Koji Sasahara/Associated Press
The Deal: Seven years, $155 million
Analysis: The New York Yankees emerged victorious in the bidding war for Masahiro Tanaka, as the ownership lived up to the Steinbrenner last name and spent a fortune. According to David Waldstein of The New York Times, the club won him over with a lengthy negotiating session in Beverly Hills.
A couple of factors led to such a high price tag. Without Tanaka, the team lacked depth in a rotation that featured CC Sabathia, Hiroki Kuroda and Ivan Nova. And as Jon Heyman of CBS Sports reported, several suitors were willing to spend upward of $120 million for the 25-year-old righty, who possesses a nasty split-finger and went 24-0 with a 1.27 ERA for the Japan Series champion Rakuten Golden Eagles.
But when considering the Yankees also paid a $20 million posting fee just to negotiate with Tanaka, the total cost of this deal will be $175 million over seven years for the Yanks. That's a huge price tag for a talented yet unproven commodity.
The only pitchers to ever secure bigger contracts are Clayton Kershaw (seven years, $215 million), Justin Verlander (seven years, $180 million), Felix Hernandez (seven years, $175 million) and Sabathia (seven years, $161 million), which might put some pressure on Tanaka to perform from the get-go.
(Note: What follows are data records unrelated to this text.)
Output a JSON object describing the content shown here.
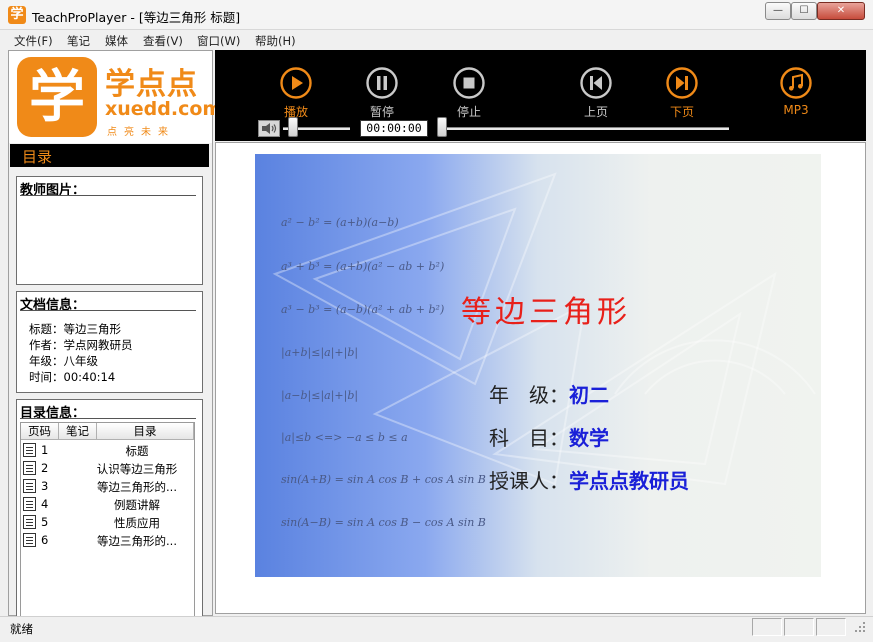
{
  "window": {
    "icon_char": "学",
    "title": "TeachProPlayer - [等边三角形 标题]",
    "min_glyph": "—",
    "max_glyph": "☐",
    "close_glyph": "✕"
  },
  "menu": [
    "文件(F)",
    "笔记",
    "媒体",
    "查看(V)",
    "窗口(W)",
    "帮助(H)"
  ],
  "logo": {
    "mark": "学",
    "name": "学点点",
    "domain": "xuedd.com",
    "slogan": "点亮未来"
  },
  "sidebar": {
    "toc_header": "目录",
    "teacher_title": "教师图片：",
    "doc_title": "文档信息：",
    "doc_info": [
      "标题：等边三角形",
      "作者：学点网教研员",
      "年级：八年级",
      "时间：00:40:14"
    ],
    "toc_title": "目录信息：",
    "toc_columns": [
      "页码",
      "笔记",
      "目录"
    ],
    "toc_rows": [
      {
        "page": "1",
        "title": "标题"
      },
      {
        "page": "2",
        "title": "认识等边三角形"
      },
      {
        "page": "3",
        "title": "等边三角形的..."
      },
      {
        "page": "4",
        "title": "例题讲解"
      },
      {
        "page": "5",
        "title": "性质应用"
      },
      {
        "page": "6",
        "title": "等边三角形的..."
      }
    ]
  },
  "controls": {
    "play": "播放",
    "pause": "暂停",
    "stop": "停止",
    "prev": "上页",
    "next": "下页",
    "mp3": "MP3",
    "time": "00:00:00",
    "volume_level": 0.15,
    "seek_position": 0.0,
    "accent_color": "#f08a18",
    "inactive_color": "#c9c9c9"
  },
  "slide": {
    "formulas": [
      "a² − b² = (a+b)(a−b)",
      "a³ + b³ = (a+b)(a² − ab + b²)",
      "a³ − b³ = (a−b)(a² + ab + b²)",
      "|a+b|≤|a|+|b|",
      "|a−b|≤|a|+|b|",
      "|a|≤b <=> −a ≤ b ≤ a",
      "sin(A+B) = sin A cos B + cos A sin B",
      "sin(A−B) = sin A cos B − cos A sin B"
    ],
    "title": "等边三角形",
    "rows": [
      {
        "label": "年　级：",
        "value": "初二"
      },
      {
        "label": "科　目：",
        "value": "数学"
      },
      {
        "label": "授课人：",
        "value": "学点点教研员"
      }
    ],
    "title_color": "#e8201a",
    "value_color": "#1a20d8"
  },
  "status": {
    "text": "就绪"
  }
}
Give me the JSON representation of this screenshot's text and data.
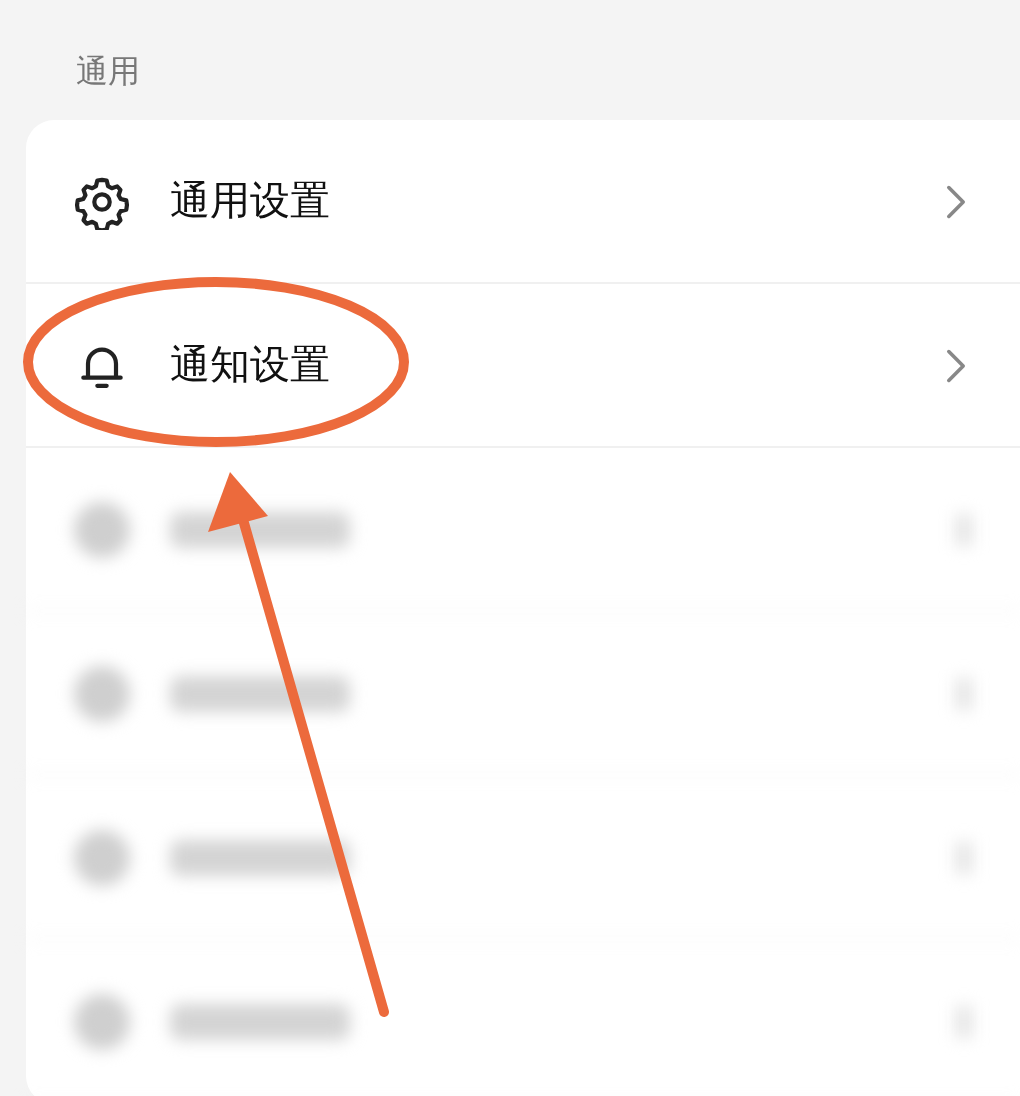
{
  "section": {
    "title": "通用"
  },
  "items": [
    {
      "kind": "setting",
      "label": "通用设置"
    },
    {
      "kind": "setting",
      "label": "通知设置"
    },
    {
      "kind": "blurred"
    },
    {
      "kind": "blurred"
    },
    {
      "kind": "blurred"
    },
    {
      "kind": "blurred"
    }
  ],
  "annotation": {
    "kind": "circle-and-arrow"
  }
}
In the end, New York spent the necessary money to fill its biggest need, and Tanaka will receive maximum exposure in the Big Apple. As Hank Steinbrenner told Ronald Blum of The Associated Press, the team would be willing to spend more if not for the league's revenue-sharing structure.
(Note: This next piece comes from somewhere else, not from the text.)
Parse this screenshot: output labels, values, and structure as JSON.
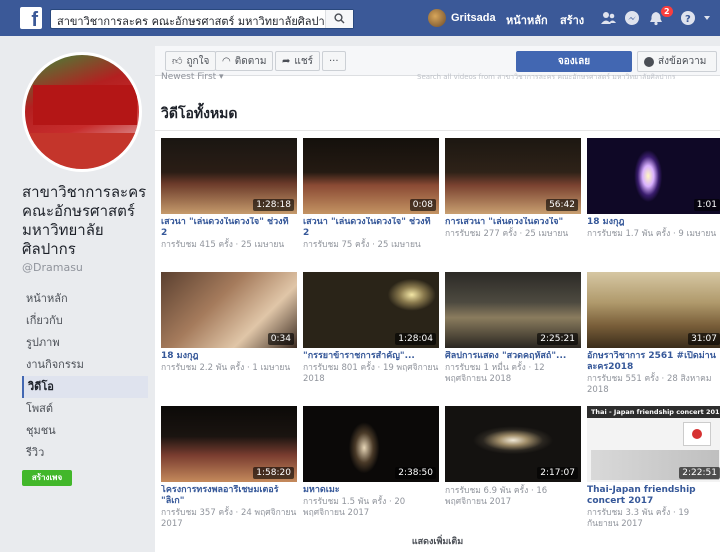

"That's what these people in the sports media don't seem to get," Steinbrenner said. "If it wasn't for revenue sharing, we'd have a payroll of $300 million a year if we wanted to. So we're doing this despite having to pay all that revenue sharing."
Richard Justice of MLB.com noted the club has made more than $465 million in contract commitments this winter, so it appears money isn't an issue in the Bronx, and the team's offseason plan is to win at all costs.
Tanaka gives the team a better chance to win the competitive AL East, but he's still an expensive gamble. It will be hard for him to live up to this contract, but the Yankees deserve credit for forking over the necessary dollars to make a deal.